[[ Source material open ]]

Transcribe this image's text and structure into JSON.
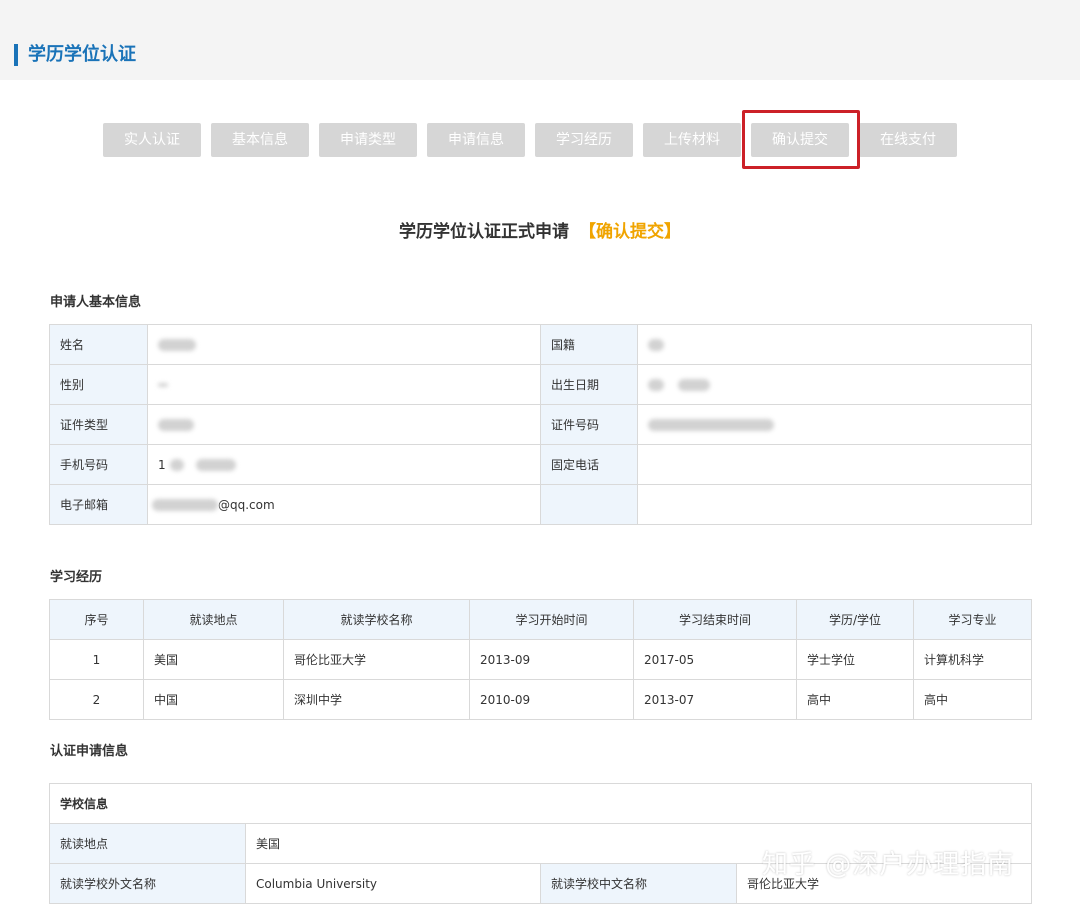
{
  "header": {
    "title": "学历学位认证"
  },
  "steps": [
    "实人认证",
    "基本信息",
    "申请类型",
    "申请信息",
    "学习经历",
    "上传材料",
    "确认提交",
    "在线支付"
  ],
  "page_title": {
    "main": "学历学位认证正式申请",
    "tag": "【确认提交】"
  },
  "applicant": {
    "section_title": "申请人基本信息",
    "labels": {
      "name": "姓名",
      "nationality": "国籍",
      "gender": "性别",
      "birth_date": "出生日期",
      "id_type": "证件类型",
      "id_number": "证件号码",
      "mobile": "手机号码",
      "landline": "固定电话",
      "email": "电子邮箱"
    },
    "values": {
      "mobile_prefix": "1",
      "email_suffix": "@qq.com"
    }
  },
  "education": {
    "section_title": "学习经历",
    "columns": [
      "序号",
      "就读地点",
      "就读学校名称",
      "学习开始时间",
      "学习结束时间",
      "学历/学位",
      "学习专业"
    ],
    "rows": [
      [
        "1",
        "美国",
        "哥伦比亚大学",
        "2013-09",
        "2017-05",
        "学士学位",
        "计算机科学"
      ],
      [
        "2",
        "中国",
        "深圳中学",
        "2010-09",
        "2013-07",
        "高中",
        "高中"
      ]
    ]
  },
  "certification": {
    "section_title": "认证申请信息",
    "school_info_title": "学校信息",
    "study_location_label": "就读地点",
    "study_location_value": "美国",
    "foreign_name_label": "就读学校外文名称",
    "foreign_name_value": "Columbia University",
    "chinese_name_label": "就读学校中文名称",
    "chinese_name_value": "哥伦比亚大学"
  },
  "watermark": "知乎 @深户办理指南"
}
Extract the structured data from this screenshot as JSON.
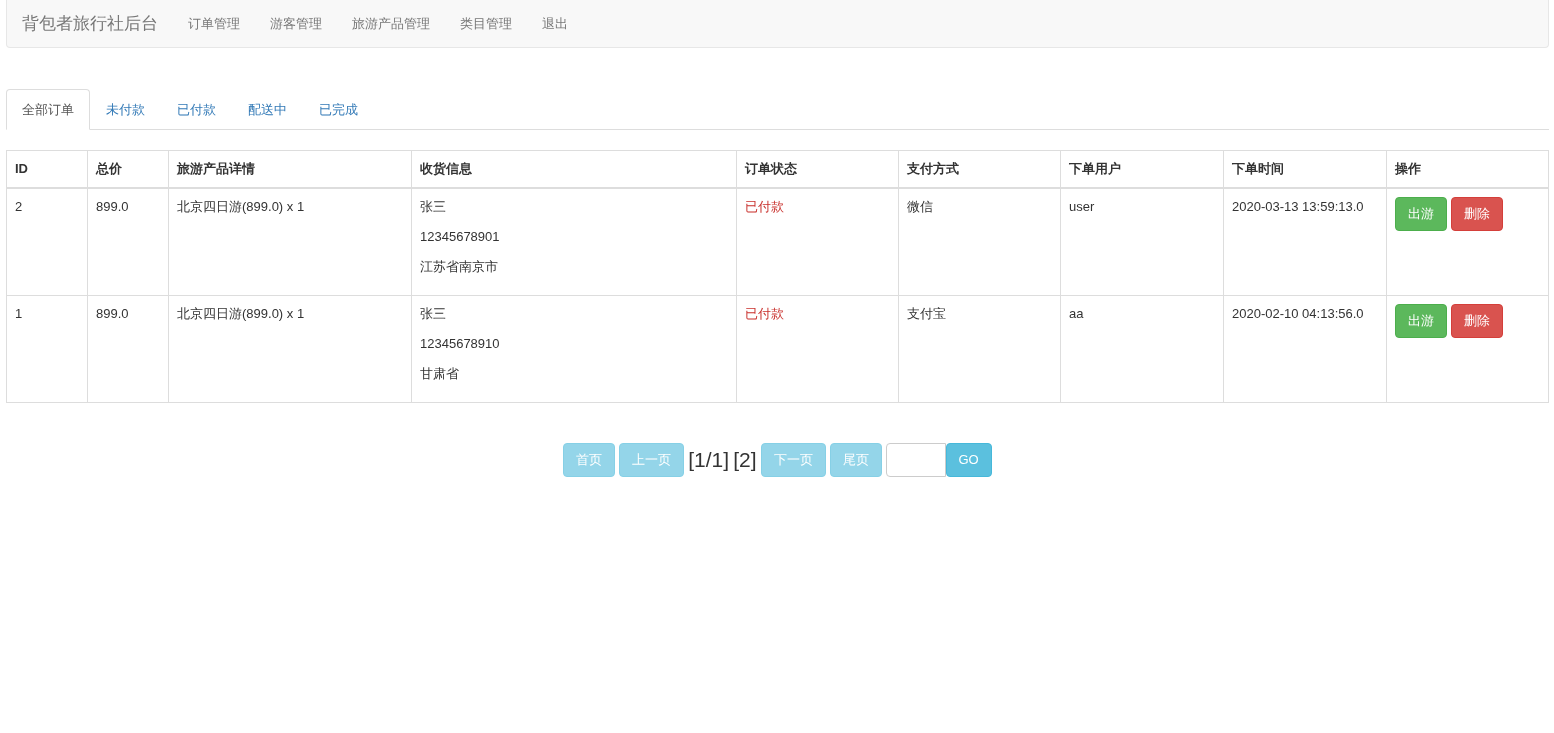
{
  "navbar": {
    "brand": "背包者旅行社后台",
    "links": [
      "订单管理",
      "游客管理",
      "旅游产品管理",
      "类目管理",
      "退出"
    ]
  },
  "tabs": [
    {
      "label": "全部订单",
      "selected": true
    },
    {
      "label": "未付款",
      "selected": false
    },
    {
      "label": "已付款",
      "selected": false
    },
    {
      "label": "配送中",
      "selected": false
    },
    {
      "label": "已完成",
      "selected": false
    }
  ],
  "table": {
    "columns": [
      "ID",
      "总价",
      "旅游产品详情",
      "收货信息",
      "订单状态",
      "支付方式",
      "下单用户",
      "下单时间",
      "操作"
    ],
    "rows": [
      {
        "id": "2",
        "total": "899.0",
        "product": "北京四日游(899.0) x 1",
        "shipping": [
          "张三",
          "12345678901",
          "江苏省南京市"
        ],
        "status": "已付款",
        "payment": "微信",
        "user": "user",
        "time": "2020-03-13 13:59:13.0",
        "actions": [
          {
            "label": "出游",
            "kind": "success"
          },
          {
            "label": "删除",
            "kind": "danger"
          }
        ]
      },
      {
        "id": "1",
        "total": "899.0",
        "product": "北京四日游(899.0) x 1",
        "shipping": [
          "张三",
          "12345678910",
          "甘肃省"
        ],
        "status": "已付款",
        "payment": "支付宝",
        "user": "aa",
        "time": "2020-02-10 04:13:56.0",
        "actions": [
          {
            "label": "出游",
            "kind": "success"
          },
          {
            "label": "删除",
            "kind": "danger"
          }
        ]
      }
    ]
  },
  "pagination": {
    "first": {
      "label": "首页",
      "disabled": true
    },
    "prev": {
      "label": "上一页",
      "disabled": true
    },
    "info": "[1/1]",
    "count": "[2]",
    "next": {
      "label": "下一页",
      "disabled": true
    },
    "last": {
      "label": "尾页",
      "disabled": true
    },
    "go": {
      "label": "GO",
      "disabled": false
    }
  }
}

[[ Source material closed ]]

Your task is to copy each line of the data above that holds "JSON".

Transcribe this image's text and structure into JSON.
Extract the structured data from this screenshot as JSON.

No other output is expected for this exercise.